Almost any stranger would respect our dreams more easily than our family does. If you don’t believe me, try a comparison test. Next time you’re with a group of strangers, tell them the most offbeat idea you can think of. Tell them your dream is to raise dalmatians in the Himalayas, but you have no contacts in Tibet. Watch their interest pick up. They’ll even try to solve your problem.
INTEREST IS THE SINCEREST FORM OF RESPECT.
You don’t love these strangers, and they don’t love you, but we are all captivated by each other’s visions. It’s in our nature as humans to be intrigued with any new idea — unless we have some personal reason for not doing so. Our families have plenty of personal reasons, but a stranger is a pure soul. It’s possible that one stranger in twenty will react negatively to you, for his own reasons, but you’ll find the other nineteen will say something like, “Interesting idea! My cousin raises dogs!”, or “My neighbor’s been to Nepal! Do you want to talk to her?”

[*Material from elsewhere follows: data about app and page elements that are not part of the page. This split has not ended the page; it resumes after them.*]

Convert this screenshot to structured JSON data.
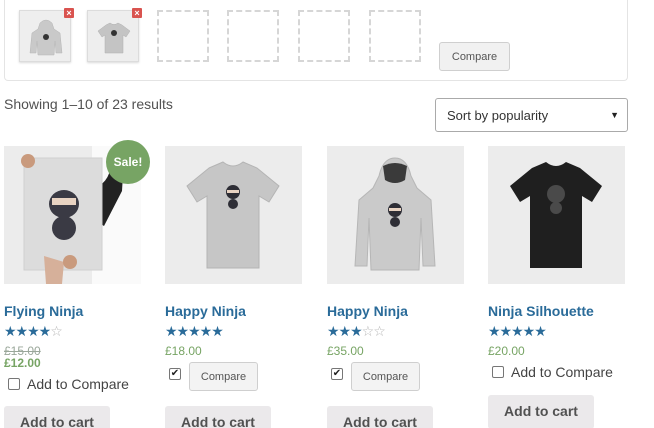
{
  "compare_bar": {
    "items": [
      {
        "name": "Hoodie thumbnail",
        "remove": "×"
      },
      {
        "name": "T-shirt thumbnail",
        "remove": "×"
      }
    ],
    "empty_slots": 4,
    "button_label": "Compare"
  },
  "shop": {
    "result_count": "Showing 1–10 of 23 results",
    "sort": {
      "selected": "Sort by popularity"
    }
  },
  "products": [
    {
      "title": "Flying Ninja",
      "rating": 4,
      "old_price": "£15.00",
      "price": "£12.00",
      "sale_badge": "Sale!",
      "compare_mode": "checkbox-label",
      "compare_label": "Add to Compare",
      "checked": false,
      "add_to_cart": "Add to cart",
      "image": "poster"
    },
    {
      "title": "Happy Ninja",
      "rating": 5,
      "price": "£18.00",
      "compare_mode": "checkbox-button",
      "compare_label": "Compare",
      "checked": true,
      "add_to_cart": "Add to cart",
      "image": "grey-tshirt"
    },
    {
      "title": "Happy Ninja",
      "rating": 3,
      "price": "£35.00",
      "compare_mode": "checkbox-button",
      "compare_label": "Compare",
      "checked": true,
      "add_to_cart": "Add to cart",
      "image": "hoodie"
    },
    {
      "title": "Ninja Silhouette",
      "rating": 5,
      "price": "£20.00",
      "compare_mode": "checkbox-label",
      "compare_label": "Add to Compare",
      "checked": false,
      "add_to_cart": "Add to cart",
      "image": "black-tshirt"
    }
  ],
  "colors": {
    "link": "#2a6b99",
    "price": "#77a464",
    "sale": "#77a464"
  }
}
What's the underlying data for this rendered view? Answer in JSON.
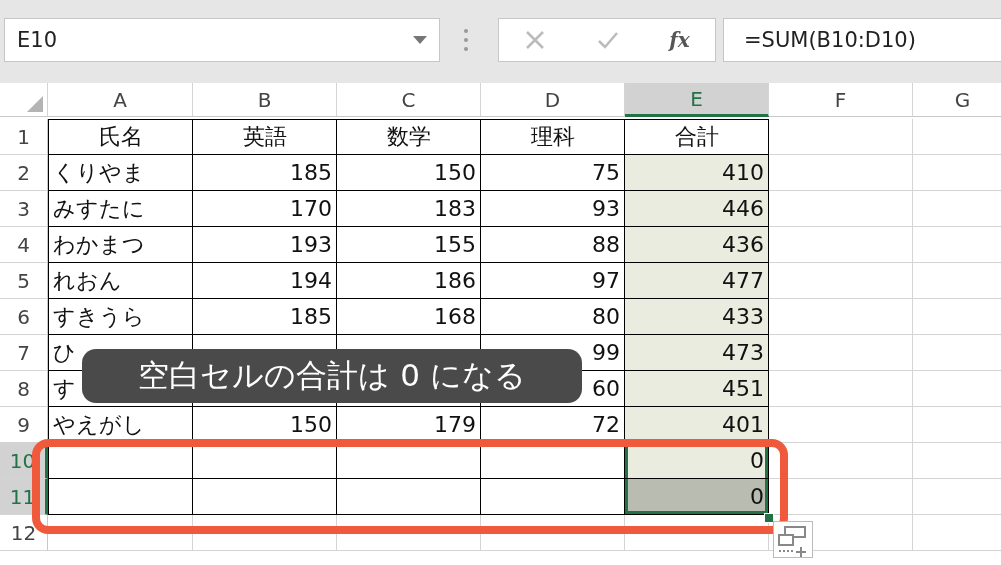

Now, to complete the comparison test, go home and tell your family the same kind of fantasy….How did your family like that? Did they drop their forks before or after they scrambled to talk you out of your “folly”?
When I analyzed the reactions of Randy, Don and Erica, I realized that people have a vested interest in keeping you the same.
If you dare to create goals and attempt to reach them, you make other people think about what’s missing in their own lives. They will take out their frustration over their own lives by directing it at you. Like my former friend Erica, they express their irritation with you about your pro-active activities, when, in fact, they are irritated with themselves for sleepwalking through their lives.
Steven Pressfield illuminated the issue perfectly in his amazing book The War of Art: Break Through the Blocks and Win Your Inner Creative Battles (a book that should be on the must-read list for every creative person):
Resistance by definition is self-sabotage. But there’s a parallel peril that must also be guarded against: sabotage by others.
When a writer begins to overcome her Resistance — in other words, when she actually starts to write — she may find that those close to her begin acting strange. They may become moody or sullen, they may get sick; they may accuse the awakening writer of “changing,” of “not being the person she was.” The closer these people are to the awakening writer, the more bizarrely they will act and the more emotion they will put into their actions.
They are trying to sabotage her.
The reason is that they are struggling, consciously or unconsciously, against their own Resistance. The awakening writer’s success becomes a reproach to them. If she can beat these demons, why can’t they?
If you decide to pursue a voice-over career — or take up sheep herding, or Italian cooking, or whatever — I can guarantee you that your relationships with others WILL change. Some relationships will evolve, while others will disappear. You have to ask yourself who you’re living life FOR, and what the good opinion of someone else actually means to you.
Working on your goals fills your life with purpose and makes every moment meaningful. You have to decide whether you are going to live the life you were meant to lead or sit on the sidelines, watching it pass you by. Waiting to get the approval of friends and family about your plans for your dream life is a guaranteed way to ensure that your life will remain exactly as it is today.
Of course, if you can’t decide on a course of action, I have a friend who can recommend several grad schools that will keep you busy!